Go through the lines below. Copy those with "destructive".

:: Task inputs

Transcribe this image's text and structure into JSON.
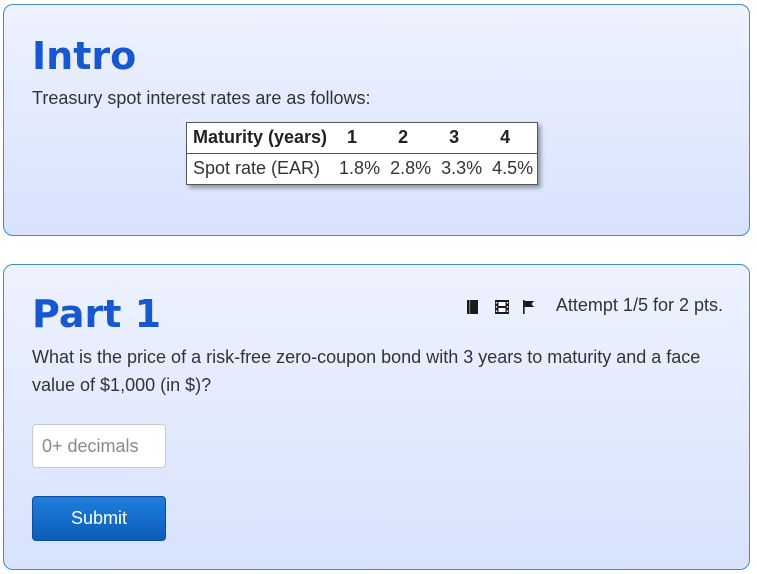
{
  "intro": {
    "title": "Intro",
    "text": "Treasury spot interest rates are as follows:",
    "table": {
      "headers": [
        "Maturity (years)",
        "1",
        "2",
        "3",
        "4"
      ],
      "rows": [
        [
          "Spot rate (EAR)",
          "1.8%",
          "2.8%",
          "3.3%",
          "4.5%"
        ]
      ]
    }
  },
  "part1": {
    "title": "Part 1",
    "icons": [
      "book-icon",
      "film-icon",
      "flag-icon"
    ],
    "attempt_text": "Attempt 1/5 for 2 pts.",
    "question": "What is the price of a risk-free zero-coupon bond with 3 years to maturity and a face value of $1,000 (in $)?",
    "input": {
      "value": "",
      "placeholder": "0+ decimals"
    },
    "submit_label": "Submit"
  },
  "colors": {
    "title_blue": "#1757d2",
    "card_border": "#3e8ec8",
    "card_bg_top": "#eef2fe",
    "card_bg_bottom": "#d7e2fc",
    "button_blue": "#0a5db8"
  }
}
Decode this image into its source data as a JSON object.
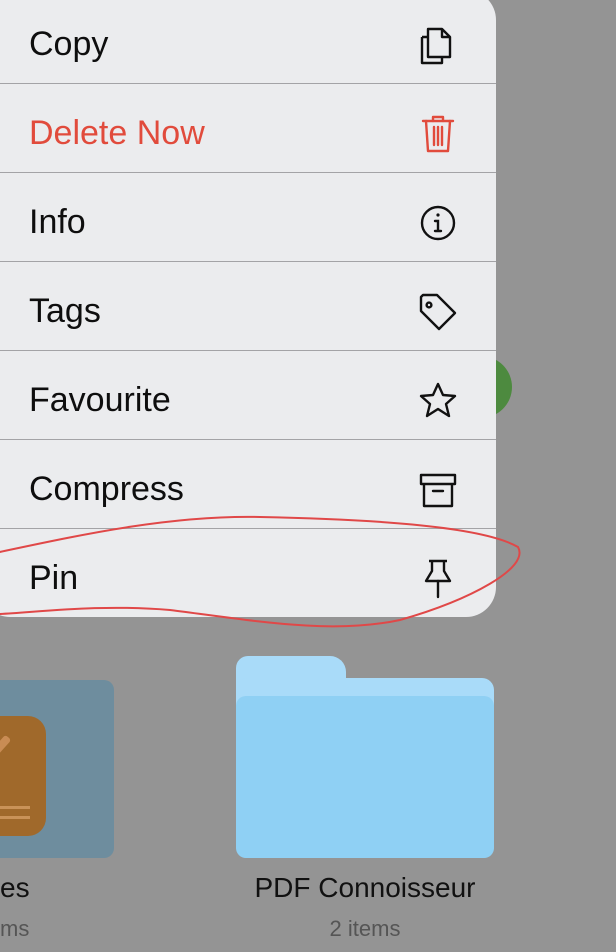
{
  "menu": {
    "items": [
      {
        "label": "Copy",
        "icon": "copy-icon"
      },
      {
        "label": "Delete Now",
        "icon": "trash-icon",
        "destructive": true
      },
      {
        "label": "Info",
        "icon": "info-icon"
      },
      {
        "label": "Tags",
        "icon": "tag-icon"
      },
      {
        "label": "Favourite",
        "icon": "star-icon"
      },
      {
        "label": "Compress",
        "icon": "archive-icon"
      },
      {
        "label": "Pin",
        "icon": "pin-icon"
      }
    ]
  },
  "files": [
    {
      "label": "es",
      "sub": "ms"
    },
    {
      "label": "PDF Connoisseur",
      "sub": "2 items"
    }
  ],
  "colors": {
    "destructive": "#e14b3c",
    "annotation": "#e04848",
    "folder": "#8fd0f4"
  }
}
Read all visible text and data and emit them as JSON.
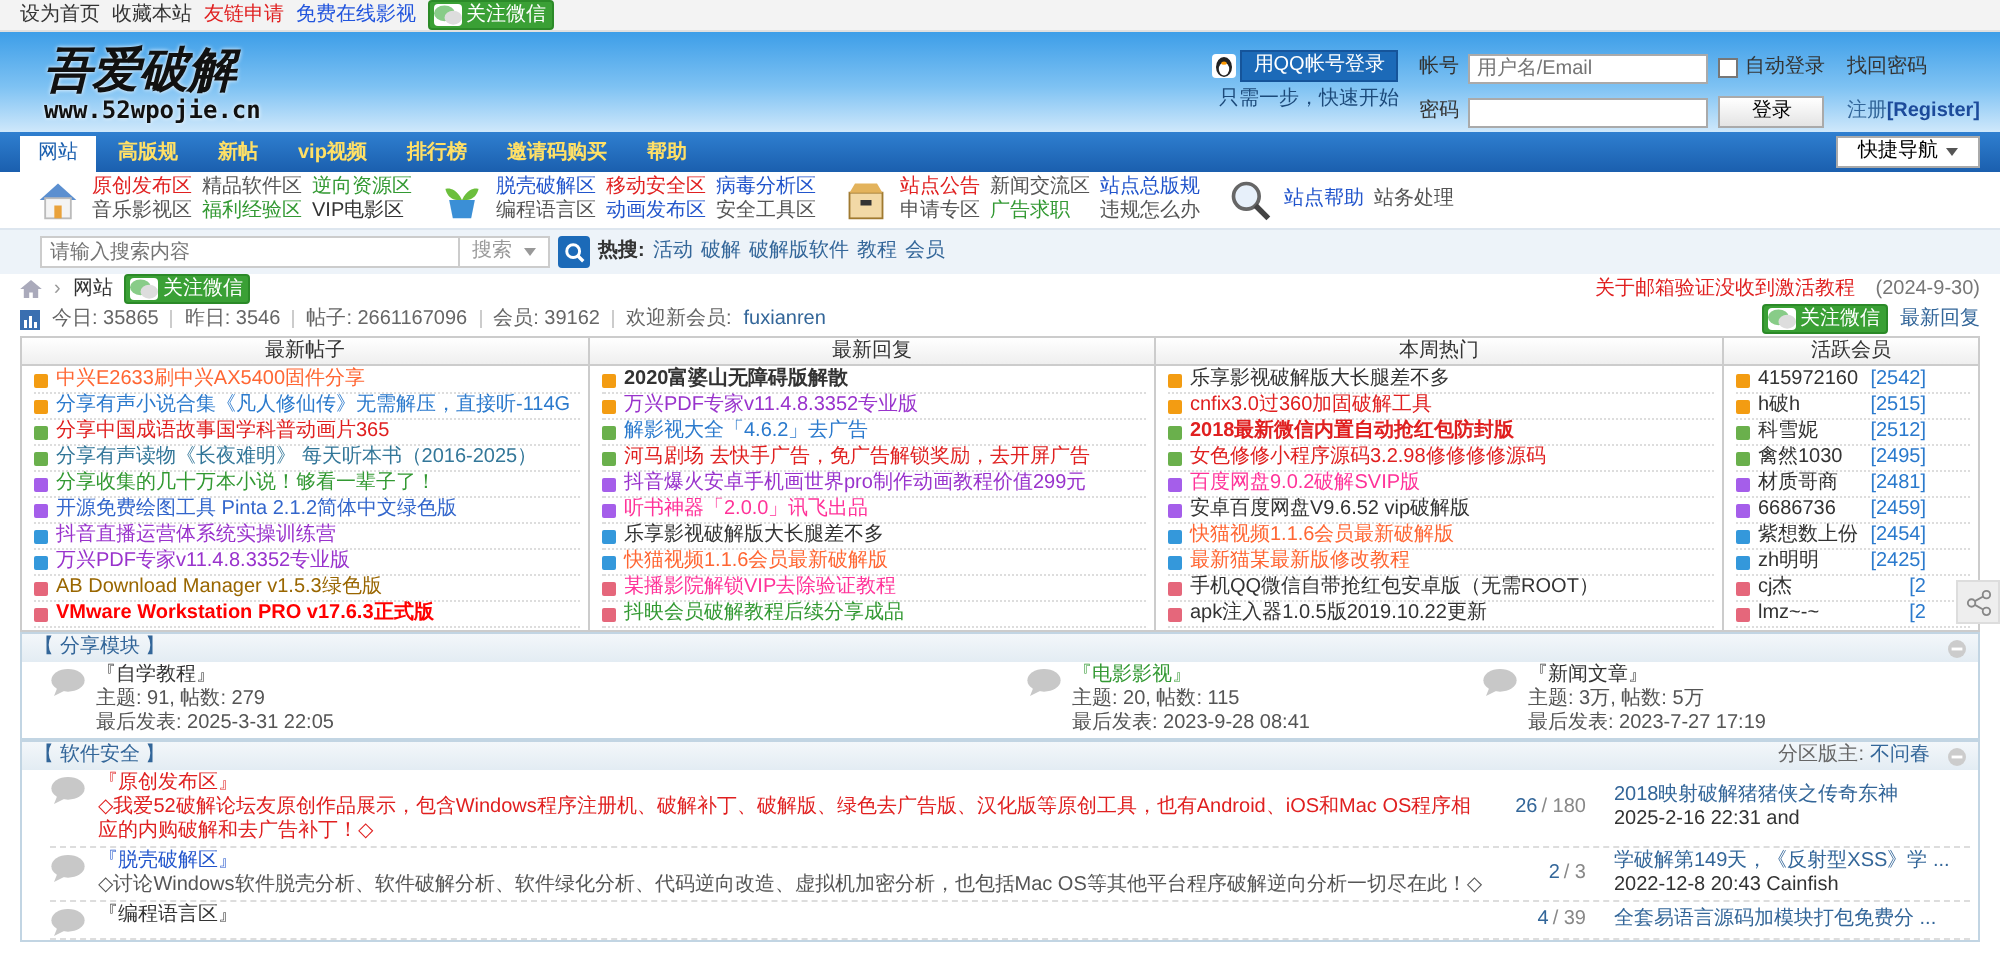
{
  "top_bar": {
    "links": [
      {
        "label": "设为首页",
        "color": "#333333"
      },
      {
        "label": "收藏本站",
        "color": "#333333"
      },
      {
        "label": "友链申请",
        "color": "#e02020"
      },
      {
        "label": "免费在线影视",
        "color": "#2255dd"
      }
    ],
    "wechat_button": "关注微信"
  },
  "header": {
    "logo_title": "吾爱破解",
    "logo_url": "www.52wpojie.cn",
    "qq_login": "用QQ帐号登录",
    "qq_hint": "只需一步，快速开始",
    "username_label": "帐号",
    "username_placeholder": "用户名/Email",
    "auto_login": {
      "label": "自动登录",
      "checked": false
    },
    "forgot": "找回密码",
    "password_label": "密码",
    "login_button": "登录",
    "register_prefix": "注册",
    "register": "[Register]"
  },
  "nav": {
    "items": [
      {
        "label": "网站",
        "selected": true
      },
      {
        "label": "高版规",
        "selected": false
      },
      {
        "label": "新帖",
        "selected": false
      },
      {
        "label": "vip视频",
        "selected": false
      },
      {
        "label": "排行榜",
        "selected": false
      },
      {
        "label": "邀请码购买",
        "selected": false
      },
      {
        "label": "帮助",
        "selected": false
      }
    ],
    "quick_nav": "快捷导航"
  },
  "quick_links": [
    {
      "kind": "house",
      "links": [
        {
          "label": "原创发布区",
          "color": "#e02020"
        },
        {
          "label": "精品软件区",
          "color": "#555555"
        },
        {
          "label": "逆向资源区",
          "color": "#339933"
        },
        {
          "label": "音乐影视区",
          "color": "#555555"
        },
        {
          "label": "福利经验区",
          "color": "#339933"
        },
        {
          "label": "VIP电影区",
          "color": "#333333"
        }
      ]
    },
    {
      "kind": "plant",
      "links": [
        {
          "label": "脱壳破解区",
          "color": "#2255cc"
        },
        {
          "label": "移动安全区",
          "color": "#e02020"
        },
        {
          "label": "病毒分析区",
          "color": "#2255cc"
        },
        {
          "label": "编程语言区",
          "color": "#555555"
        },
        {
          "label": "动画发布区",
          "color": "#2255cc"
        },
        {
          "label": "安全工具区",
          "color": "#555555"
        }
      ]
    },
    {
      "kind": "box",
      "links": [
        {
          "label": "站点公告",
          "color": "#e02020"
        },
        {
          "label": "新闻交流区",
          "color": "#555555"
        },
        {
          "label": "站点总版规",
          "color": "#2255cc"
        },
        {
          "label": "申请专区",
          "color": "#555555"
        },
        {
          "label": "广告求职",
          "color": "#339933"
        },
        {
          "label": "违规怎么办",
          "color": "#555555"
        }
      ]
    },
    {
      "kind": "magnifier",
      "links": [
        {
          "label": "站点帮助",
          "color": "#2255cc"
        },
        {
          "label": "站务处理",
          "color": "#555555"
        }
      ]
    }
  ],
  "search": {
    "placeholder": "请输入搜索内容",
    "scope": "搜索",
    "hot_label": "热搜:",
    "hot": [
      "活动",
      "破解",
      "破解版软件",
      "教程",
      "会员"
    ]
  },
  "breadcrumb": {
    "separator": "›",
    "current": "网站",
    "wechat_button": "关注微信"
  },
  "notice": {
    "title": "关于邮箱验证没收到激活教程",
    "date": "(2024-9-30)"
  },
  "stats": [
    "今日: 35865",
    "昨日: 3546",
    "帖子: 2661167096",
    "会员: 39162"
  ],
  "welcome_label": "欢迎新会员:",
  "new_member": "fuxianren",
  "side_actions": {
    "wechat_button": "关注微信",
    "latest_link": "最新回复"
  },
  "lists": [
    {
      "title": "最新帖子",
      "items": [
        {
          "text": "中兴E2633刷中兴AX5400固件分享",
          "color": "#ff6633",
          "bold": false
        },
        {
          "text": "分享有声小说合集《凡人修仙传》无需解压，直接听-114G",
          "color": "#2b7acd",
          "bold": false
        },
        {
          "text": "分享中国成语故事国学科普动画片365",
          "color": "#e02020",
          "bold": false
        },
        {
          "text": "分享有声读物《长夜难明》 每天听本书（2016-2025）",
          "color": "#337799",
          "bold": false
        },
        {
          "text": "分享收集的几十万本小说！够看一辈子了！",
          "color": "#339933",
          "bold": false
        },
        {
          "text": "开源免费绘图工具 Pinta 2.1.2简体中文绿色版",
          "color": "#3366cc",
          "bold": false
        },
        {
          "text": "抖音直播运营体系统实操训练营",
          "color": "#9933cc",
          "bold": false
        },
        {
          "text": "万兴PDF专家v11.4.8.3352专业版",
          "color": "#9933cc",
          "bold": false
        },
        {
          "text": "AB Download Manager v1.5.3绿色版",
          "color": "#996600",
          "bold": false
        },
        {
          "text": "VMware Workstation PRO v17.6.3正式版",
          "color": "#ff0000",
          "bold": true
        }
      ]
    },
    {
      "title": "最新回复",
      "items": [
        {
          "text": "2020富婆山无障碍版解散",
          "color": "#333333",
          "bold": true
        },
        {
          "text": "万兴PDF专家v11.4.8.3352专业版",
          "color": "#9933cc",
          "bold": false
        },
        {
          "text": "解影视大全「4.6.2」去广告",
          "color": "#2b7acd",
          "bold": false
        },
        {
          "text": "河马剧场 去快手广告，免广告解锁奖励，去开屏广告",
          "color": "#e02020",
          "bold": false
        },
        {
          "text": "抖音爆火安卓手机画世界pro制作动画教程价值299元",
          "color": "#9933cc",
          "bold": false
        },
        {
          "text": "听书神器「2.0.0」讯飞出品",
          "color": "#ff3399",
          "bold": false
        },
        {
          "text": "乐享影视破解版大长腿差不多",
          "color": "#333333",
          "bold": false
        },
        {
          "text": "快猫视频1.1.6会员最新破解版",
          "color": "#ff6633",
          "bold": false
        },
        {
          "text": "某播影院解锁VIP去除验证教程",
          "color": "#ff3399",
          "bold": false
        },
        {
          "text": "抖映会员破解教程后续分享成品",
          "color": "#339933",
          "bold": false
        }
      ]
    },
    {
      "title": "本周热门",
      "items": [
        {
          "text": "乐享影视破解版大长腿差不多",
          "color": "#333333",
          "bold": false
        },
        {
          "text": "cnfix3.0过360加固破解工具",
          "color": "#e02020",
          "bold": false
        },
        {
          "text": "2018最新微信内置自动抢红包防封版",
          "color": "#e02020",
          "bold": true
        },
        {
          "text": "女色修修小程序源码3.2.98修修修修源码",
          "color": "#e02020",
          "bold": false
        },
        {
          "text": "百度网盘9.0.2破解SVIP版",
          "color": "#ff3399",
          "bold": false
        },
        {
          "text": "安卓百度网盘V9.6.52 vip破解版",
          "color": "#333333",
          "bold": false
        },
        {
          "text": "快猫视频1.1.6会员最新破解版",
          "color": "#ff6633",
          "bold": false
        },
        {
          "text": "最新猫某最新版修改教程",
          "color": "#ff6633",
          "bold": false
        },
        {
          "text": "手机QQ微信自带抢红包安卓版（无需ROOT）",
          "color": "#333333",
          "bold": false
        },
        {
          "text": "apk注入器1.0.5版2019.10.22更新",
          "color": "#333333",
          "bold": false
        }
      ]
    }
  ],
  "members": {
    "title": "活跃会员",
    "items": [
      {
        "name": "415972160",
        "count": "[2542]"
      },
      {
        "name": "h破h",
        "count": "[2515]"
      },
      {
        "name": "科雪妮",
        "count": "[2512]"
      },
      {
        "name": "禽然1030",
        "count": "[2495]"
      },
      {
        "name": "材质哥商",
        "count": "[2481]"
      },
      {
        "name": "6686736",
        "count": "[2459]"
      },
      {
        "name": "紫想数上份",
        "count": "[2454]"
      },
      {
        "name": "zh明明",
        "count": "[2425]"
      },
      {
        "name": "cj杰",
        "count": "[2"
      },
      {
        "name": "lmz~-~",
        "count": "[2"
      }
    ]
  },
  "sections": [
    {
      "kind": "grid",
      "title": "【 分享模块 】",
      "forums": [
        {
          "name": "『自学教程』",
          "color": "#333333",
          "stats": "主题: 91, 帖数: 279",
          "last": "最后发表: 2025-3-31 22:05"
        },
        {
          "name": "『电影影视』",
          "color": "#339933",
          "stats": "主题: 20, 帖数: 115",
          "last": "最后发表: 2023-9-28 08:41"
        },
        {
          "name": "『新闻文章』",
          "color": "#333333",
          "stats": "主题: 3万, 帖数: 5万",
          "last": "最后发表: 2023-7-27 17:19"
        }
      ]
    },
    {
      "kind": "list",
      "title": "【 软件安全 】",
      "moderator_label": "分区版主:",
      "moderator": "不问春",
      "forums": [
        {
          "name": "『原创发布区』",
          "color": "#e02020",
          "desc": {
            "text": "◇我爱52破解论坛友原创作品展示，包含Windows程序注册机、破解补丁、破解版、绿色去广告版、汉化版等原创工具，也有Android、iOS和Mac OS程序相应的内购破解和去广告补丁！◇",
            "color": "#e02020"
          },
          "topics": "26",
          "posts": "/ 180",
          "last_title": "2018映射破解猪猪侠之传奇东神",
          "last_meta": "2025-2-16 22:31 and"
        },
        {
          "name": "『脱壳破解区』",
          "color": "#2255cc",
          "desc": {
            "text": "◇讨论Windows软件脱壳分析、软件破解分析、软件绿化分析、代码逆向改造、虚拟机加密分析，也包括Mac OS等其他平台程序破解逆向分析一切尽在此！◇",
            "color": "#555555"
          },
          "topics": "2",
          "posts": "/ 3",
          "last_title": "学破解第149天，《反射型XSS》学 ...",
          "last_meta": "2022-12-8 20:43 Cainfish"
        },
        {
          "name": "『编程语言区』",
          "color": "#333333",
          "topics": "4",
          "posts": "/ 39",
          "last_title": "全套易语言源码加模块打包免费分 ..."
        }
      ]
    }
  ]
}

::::

• Response to this task:
        "destructive": true
    "destructive": "#e14b3c",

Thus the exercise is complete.